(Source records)
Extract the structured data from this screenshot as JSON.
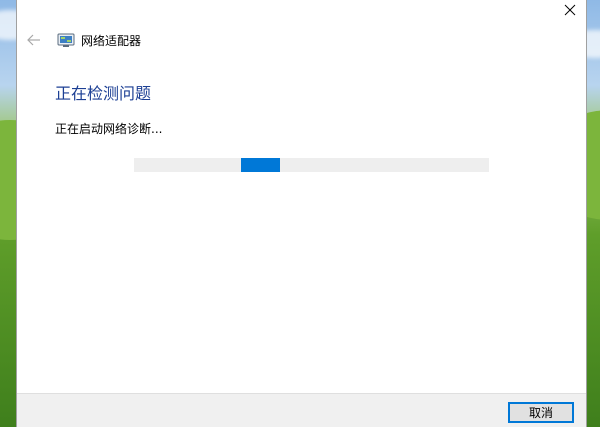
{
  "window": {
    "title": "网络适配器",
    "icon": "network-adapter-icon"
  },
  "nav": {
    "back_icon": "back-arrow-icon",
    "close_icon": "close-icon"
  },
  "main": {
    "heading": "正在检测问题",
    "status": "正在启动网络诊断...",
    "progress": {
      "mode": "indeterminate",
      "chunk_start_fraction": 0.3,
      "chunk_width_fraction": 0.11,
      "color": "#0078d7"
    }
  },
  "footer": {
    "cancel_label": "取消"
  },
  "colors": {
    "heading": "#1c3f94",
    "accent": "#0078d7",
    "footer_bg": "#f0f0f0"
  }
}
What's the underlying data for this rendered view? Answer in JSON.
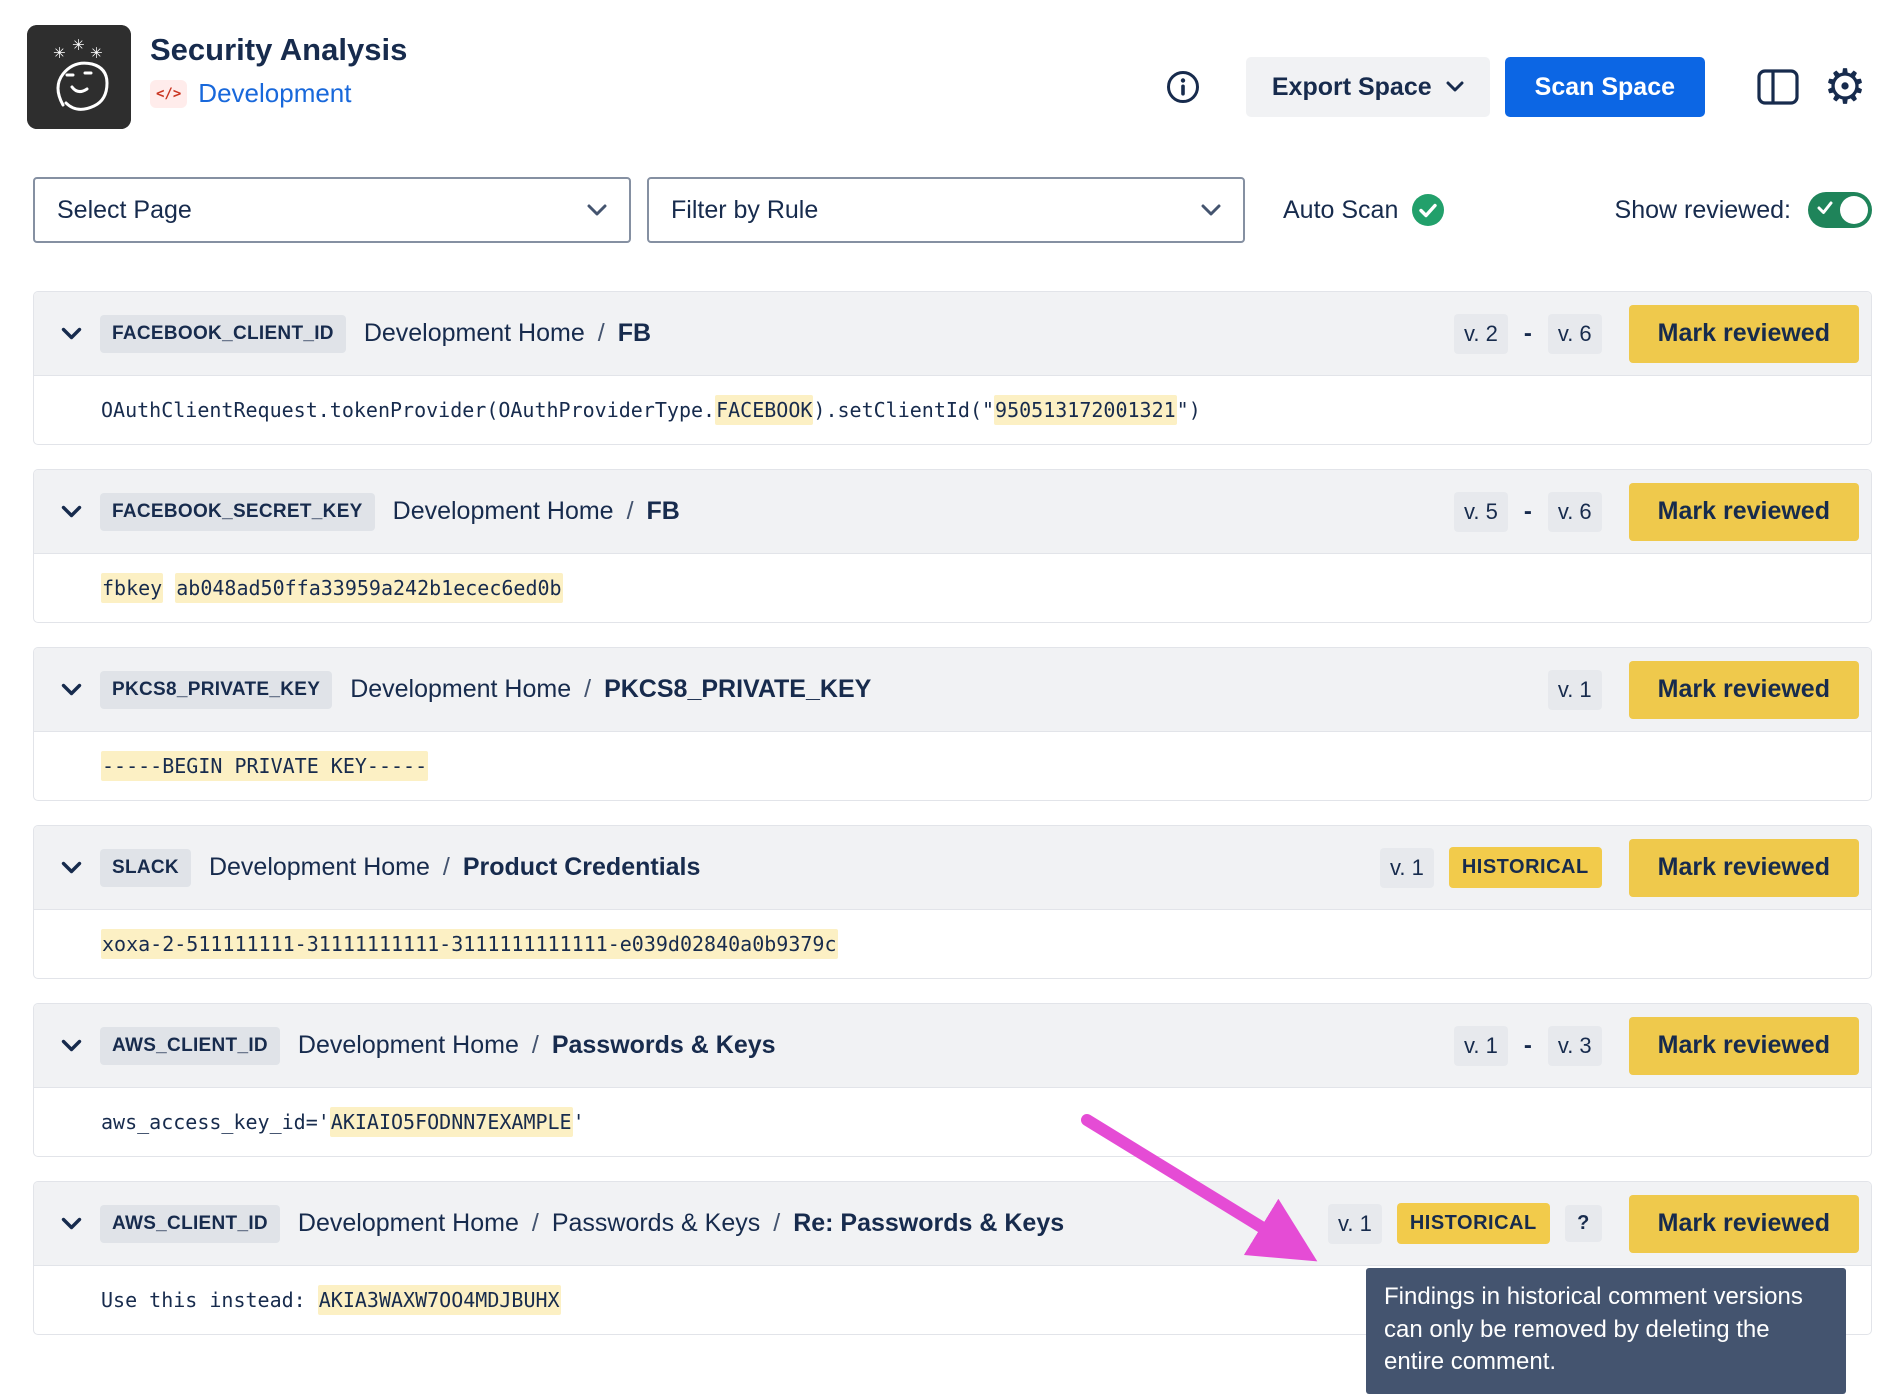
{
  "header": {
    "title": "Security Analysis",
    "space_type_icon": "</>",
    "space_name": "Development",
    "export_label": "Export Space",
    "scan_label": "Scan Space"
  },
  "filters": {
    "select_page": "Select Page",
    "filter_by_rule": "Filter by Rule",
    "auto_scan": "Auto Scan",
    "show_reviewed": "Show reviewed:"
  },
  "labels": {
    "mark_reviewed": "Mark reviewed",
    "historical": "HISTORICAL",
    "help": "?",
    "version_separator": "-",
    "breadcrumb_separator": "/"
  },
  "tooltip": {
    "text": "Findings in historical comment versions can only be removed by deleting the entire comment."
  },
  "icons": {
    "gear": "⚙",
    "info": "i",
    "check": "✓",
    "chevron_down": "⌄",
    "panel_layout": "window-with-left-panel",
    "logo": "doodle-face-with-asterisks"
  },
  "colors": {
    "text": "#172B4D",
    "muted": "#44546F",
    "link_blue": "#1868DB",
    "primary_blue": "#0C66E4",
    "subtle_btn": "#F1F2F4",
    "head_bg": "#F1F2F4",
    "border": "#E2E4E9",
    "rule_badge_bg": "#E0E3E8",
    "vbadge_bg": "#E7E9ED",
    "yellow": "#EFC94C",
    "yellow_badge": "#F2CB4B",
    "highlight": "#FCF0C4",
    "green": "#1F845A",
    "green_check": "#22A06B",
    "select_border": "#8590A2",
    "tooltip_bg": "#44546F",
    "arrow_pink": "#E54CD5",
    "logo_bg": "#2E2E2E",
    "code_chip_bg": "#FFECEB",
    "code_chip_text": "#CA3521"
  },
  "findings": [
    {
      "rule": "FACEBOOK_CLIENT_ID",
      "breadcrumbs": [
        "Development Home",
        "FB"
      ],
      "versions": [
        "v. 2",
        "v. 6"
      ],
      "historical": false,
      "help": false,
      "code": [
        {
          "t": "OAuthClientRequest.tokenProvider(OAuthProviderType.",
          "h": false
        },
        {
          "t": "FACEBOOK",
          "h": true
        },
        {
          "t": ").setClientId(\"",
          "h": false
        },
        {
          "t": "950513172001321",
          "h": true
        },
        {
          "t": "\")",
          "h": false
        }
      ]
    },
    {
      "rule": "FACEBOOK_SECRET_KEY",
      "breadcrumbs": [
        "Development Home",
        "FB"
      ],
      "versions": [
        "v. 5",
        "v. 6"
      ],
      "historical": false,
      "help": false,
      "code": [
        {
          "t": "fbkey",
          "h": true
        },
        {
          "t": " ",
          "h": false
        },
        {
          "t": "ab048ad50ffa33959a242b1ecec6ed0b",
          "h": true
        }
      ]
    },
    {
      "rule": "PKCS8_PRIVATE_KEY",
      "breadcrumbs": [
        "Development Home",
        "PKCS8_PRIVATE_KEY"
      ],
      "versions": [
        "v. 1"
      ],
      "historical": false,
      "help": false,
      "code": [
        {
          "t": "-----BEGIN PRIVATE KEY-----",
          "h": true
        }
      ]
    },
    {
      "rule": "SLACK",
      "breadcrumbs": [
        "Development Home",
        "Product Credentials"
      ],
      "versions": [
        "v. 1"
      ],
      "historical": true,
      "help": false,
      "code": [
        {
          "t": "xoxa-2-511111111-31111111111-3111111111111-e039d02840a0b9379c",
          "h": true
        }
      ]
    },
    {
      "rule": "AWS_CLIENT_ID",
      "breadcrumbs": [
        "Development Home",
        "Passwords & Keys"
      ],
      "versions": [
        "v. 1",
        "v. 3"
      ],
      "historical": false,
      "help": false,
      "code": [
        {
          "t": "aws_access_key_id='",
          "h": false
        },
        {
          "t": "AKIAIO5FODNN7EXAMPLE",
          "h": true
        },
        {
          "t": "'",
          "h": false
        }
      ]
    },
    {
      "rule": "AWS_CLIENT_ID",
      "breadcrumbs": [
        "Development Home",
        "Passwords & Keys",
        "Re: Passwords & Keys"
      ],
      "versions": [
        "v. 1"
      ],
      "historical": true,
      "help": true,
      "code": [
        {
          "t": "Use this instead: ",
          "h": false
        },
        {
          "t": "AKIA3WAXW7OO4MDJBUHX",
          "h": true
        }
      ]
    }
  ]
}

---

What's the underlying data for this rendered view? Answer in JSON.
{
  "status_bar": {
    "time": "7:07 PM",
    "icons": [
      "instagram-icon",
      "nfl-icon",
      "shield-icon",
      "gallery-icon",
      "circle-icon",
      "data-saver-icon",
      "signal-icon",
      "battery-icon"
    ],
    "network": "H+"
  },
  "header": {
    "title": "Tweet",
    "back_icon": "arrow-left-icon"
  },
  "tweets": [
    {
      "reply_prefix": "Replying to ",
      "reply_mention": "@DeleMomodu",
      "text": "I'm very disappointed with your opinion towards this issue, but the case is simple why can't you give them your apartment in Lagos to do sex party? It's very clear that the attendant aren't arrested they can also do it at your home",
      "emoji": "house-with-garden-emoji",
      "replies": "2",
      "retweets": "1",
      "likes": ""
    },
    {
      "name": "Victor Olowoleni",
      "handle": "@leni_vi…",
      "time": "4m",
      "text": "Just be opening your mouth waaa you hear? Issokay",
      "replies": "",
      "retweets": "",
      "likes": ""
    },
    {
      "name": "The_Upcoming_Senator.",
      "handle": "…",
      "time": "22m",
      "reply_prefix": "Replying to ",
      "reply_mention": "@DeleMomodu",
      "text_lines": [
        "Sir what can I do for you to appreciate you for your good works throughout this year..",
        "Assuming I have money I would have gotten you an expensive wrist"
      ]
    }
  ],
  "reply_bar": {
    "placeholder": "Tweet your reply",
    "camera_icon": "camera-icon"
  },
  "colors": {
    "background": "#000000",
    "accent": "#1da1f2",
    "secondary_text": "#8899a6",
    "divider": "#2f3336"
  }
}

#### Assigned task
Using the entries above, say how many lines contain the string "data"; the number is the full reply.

#### Result of the exercise
4